=== Exercise directions ===
Repeat the data that follows in full. Do not include the pictures.

=== Element data from apps and pages ===
★ ★ ★ ★ ★

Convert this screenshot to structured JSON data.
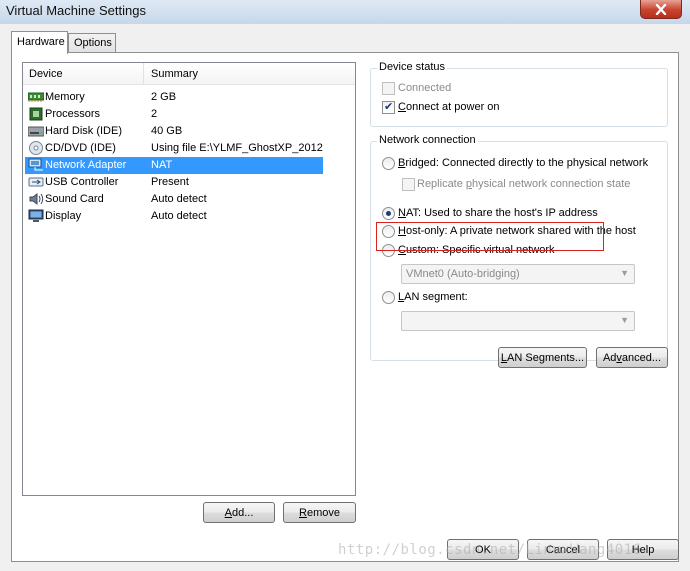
{
  "window": {
    "title": "Virtual Machine Settings",
    "close_icon": "close-icon"
  },
  "tabs": [
    {
      "label": "Hardware",
      "active": true
    },
    {
      "label": "Options",
      "active": false
    }
  ],
  "device_list": {
    "columns": [
      "Device",
      "Summary"
    ],
    "rows": [
      {
        "name": "Memory",
        "summary": "2 GB",
        "icon": "memory-icon",
        "selected": false
      },
      {
        "name": "Processors",
        "summary": "2",
        "icon": "processor-icon",
        "selected": false
      },
      {
        "name": "Hard Disk (IDE)",
        "summary": "40 GB",
        "icon": "hard-disk-icon",
        "selected": false
      },
      {
        "name": "CD/DVD (IDE)",
        "summary": "Using file E:\\YLMF_GhostXP_2012...",
        "icon": "cd-dvd-icon",
        "selected": false
      },
      {
        "name": "Network Adapter",
        "summary": "NAT",
        "icon": "network-adapter-icon",
        "selected": true
      },
      {
        "name": "USB Controller",
        "summary": "Present",
        "icon": "usb-icon",
        "selected": false
      },
      {
        "name": "Sound Card",
        "summary": "Auto detect",
        "icon": "sound-card-icon",
        "selected": false
      },
      {
        "name": "Display",
        "summary": "Auto detect",
        "icon": "display-icon",
        "selected": false
      }
    ],
    "add_label": "Add...",
    "remove_label": "Remove"
  },
  "device_status": {
    "title": "Device status",
    "connected_label": "Connected",
    "connected_checked": false,
    "connect_power_label": "Connect at power on",
    "connect_power_checked": true
  },
  "network_connection": {
    "title": "Network connection",
    "bridged_label": "Bridged: Connected directly to the physical network",
    "replicate_label": "Replicate physical network connection state",
    "nat_label": "NAT: Used to share the host's IP address",
    "host_only_label": "Host-only: A private network shared with the host",
    "custom_label": "Custom: Specific virtual network",
    "custom_value": "VMnet0 (Auto-bridging)",
    "lan_segment_label": "LAN segment:",
    "lan_segment_value": "",
    "selected": "nat"
  },
  "buttons": {
    "lan_segments": "LAN Segments...",
    "advanced": "Advanced...",
    "ok": "OK",
    "cancel": "Cancel",
    "help": "Help"
  },
  "watermark": "http://blog.csdn.net/LinuxWang4016",
  "colors": {
    "selection": "#3399ff",
    "highlight_border": "#d9231f"
  }
}
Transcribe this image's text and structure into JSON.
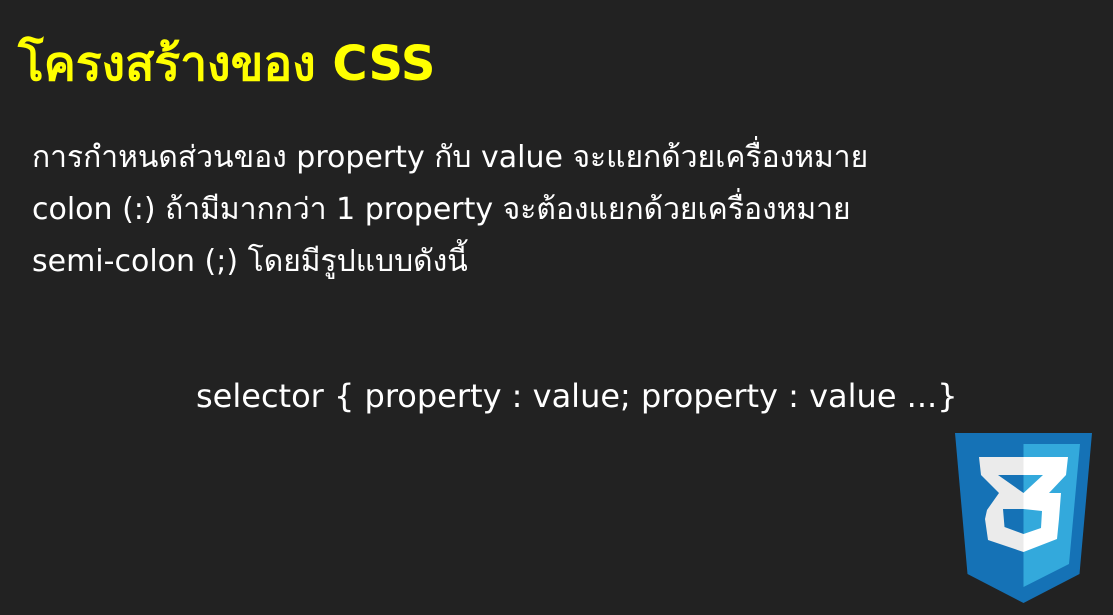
{
  "slide": {
    "title": "โครงสร้างของ CSS",
    "lines": [
      "การกำหนดส่วนของ property กับ value จะแยกด้วยเครื่องหมาย",
      "colon (:) ถ้ามีมากกว่า 1 property จะต้องแยกด้วยเครื่องหมาย",
      "semi-colon (;) โดยมีรูปแบบดังนี้"
    ],
    "syntax": "selector { property : value; property : value ...}",
    "logo_icon": "css3-logo-icon"
  },
  "colors": {
    "background": "#222222",
    "title": "#ffff00",
    "text": "#ffffff",
    "logo_dark": "#1572b6",
    "logo_light": "#33a9dc",
    "logo_3_dark": "#ebebeb",
    "logo_3_light": "#ffffff"
  }
}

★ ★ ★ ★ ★

=== Response area ===
Convert this screenshot to structured JSON data.
{
  "window": {
    "title": "Virtual Machine Settings",
    "close_icon": "close-icon"
  },
  "tabs": [
    {
      "label": "Hardware",
      "active": true
    },
    {
      "label": "Options",
      "active": false
    }
  ],
  "device_list": {
    "columns": [
      "Device",
      "Summary"
    ],
    "rows": [
      {
        "name": "Memory",
        "summary": "2 GB",
        "icon": "memory-icon",
        "selected": false
      },
      {
        "name": "Processors",
        "summary": "2",
        "icon": "processor-icon",
        "selected": false
      },
      {
        "name": "Hard Disk (IDE)",
        "summary": "40 GB",
        "icon": "hard-disk-icon",
        "selected": false
      },
      {
        "name": "CD/DVD (IDE)",
        "summary": "Using file E:\\YLMF_GhostXP_2012...",
        "icon": "cd-dvd-icon",
        "selected": false
      },
      {
        "name": "Network Adapter",
        "summary": "NAT",
        "icon": "network-adapter-icon",
        "selected": true
      },
      {
        "name": "USB Controller",
        "summary": "Present",
        "icon": "usb-icon",
        "selected": false
      },
      {
        "name": "Sound Card",
        "summary": "Auto detect",
        "icon": "sound-card-icon",
        "selected": false
      },
      {
        "name": "Display",
        "summary": "Auto detect",
        "icon": "display-icon",
        "selected": false
      }
    ],
    "add_label": "Add...",
    "remove_label": "Remove"
  },
  "device_status": {
    "title": "Device status",
    "connected_label": "Connected",
    "connected_checked": false,
    "connect_power_label": "Connect at power on",
    "connect_power_checked": true
  },
  "network_connection": {
    "title": "Network connection",
    "bridged_label": "Bridged: Connected directly to the physical network",
    "replicate_label": "Replicate physical network connection state",
    "nat_label": "NAT: Used to share the host's IP address",
    "host_only_label": "Host-only: A private network shared with the host",
    "custom_label": "Custom: Specific virtual network",
    "custom_value": "VMnet0 (Auto-bridging)",
    "lan_segment_label": "LAN segment:",
    "lan_segment_value": "",
    "selected": "nat"
  },
  "buttons": {
    "lan_segments": "LAN Segments...",
    "advanced": "Advanced...",
    "ok": "OK",
    "cancel": "Cancel",
    "help": "Help"
  },
  "watermark": "http://blog.csdn.net/LinuxWang4016",
  "colors": {
    "selection": "#3399ff",
    "highlight_border": "#d9231f"
  }
}
Transcribe this image's text and structure into JSON.
{
  "slide": {
    "title": "โครงสร้างของ CSS",
    "lines": [
      "การกำหนดส่วนของ property กับ value จะแยกด้วยเครื่องหมาย",
      "colon (:) ถ้ามีมากกว่า 1 property จะต้องแยกด้วยเครื่องหมาย",
      "semi-colon (;) โดยมีรูปแบบดังนี้"
    ],
    "syntax": "selector { property : value; property : value ...}",
    "logo_icon": "css3-logo-icon"
  },
  "colors": {
    "background": "#222222",
    "title": "#ffff00",
    "text": "#ffffff",
    "logo_dark": "#1572b6",
    "logo_light": "#33a9dc",
    "logo_3_dark": "#ebebeb",
    "logo_3_light": "#ffffff"
  }
}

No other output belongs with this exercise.